Pull every line of the entries that has the word "data".

Segment Start: Source material

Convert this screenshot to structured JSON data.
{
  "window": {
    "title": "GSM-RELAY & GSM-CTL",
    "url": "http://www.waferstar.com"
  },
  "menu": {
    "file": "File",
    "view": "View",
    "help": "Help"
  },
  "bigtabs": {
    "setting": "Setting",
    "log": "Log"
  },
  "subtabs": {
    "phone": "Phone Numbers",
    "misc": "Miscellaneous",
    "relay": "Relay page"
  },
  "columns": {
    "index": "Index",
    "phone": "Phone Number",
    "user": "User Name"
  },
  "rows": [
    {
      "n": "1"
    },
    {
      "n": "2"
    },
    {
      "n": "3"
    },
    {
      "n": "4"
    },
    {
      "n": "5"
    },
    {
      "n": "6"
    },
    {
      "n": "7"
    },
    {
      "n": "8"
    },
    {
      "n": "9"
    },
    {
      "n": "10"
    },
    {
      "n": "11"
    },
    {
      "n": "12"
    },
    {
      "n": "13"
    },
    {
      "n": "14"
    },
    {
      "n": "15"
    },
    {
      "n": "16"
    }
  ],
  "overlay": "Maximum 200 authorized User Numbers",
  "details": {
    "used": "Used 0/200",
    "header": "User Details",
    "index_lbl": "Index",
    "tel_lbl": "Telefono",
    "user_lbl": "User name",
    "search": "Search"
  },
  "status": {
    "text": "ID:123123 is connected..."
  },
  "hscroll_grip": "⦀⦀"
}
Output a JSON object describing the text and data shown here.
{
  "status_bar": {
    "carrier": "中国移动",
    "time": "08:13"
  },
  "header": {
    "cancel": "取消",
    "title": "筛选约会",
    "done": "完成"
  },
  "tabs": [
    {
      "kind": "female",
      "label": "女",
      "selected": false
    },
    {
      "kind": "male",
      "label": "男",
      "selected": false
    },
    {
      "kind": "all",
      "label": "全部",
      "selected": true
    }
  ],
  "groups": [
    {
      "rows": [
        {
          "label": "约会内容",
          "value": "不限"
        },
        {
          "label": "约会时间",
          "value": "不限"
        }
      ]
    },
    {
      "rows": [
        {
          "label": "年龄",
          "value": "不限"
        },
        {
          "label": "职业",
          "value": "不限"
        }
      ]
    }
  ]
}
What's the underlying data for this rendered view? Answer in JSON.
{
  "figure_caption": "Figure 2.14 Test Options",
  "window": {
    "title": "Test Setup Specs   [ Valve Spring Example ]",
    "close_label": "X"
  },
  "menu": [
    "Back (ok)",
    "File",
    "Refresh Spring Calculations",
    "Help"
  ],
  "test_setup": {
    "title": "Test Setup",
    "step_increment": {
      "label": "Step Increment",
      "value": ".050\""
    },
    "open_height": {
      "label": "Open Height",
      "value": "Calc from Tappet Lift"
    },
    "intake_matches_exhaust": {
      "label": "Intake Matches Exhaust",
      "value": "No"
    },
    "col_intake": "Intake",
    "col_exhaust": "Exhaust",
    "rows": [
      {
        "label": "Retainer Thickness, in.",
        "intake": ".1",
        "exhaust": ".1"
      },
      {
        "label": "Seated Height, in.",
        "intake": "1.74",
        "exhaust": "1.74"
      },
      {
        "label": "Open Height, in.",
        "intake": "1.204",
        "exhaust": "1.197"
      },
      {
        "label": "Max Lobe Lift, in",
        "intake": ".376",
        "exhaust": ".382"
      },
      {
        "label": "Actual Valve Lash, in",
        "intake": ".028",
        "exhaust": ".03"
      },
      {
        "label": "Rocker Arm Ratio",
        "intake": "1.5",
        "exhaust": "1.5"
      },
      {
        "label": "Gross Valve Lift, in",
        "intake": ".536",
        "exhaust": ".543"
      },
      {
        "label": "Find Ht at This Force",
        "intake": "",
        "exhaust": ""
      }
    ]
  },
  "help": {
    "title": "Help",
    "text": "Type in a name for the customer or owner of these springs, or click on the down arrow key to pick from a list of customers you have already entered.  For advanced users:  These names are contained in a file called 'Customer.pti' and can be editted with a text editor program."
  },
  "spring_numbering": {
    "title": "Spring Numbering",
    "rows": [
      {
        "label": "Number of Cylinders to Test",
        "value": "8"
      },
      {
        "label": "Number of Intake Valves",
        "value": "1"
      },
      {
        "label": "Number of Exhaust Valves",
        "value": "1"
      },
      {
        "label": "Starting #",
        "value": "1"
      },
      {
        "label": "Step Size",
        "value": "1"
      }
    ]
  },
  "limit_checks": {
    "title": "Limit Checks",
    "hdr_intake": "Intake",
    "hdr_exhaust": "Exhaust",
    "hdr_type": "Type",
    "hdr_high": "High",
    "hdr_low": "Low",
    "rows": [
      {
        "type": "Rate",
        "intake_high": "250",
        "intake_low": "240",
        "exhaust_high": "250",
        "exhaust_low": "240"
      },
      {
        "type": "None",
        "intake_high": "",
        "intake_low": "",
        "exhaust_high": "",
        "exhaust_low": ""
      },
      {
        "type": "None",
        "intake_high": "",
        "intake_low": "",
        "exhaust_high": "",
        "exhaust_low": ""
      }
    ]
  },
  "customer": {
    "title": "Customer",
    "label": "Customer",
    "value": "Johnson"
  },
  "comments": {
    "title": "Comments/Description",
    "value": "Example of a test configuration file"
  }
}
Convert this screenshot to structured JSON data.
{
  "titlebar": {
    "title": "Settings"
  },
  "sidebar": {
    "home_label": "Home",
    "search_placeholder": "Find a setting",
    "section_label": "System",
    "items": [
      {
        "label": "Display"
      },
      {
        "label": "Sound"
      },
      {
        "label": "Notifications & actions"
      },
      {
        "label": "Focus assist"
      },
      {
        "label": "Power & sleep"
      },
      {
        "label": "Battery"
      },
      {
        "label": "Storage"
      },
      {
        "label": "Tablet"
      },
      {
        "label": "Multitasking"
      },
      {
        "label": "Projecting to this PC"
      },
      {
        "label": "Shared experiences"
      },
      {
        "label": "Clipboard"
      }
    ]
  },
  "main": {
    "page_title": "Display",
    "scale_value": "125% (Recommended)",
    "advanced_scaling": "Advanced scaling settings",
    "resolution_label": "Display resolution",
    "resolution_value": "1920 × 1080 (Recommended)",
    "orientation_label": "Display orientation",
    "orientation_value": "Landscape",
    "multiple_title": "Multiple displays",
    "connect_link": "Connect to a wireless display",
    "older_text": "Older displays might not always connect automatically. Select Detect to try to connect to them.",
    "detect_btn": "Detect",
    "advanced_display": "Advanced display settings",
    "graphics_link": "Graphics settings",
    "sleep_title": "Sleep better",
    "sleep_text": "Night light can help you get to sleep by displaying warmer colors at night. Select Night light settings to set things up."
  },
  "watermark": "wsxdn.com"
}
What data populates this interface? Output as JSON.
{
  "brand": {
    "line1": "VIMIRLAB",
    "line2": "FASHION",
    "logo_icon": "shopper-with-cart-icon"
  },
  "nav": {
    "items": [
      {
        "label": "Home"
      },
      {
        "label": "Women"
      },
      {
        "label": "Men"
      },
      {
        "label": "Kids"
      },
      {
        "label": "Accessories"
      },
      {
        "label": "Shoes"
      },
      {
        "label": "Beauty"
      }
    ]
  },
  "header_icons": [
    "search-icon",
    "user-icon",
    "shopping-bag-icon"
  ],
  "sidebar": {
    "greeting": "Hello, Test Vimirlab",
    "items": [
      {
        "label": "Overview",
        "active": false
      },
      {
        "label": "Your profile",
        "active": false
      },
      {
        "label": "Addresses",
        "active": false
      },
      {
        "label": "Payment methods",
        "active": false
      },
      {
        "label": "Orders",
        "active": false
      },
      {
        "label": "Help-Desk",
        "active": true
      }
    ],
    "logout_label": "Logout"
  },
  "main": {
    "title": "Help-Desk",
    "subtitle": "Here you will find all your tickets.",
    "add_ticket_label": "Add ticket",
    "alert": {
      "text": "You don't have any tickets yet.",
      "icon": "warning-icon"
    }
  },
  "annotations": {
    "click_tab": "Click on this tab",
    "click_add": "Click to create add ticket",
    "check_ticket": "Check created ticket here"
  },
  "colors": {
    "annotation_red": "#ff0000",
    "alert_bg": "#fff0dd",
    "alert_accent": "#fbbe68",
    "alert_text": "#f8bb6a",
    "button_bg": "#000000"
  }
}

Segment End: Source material

● Task answer
Convert this screenshot to structured JSON data.
Output a JSON object describing the text and data shown here.
What's the underlying data for this rendered view? Answer in JSON.
Convert this screenshot to structured JSON data.
What data populates this interface? Output as JSON.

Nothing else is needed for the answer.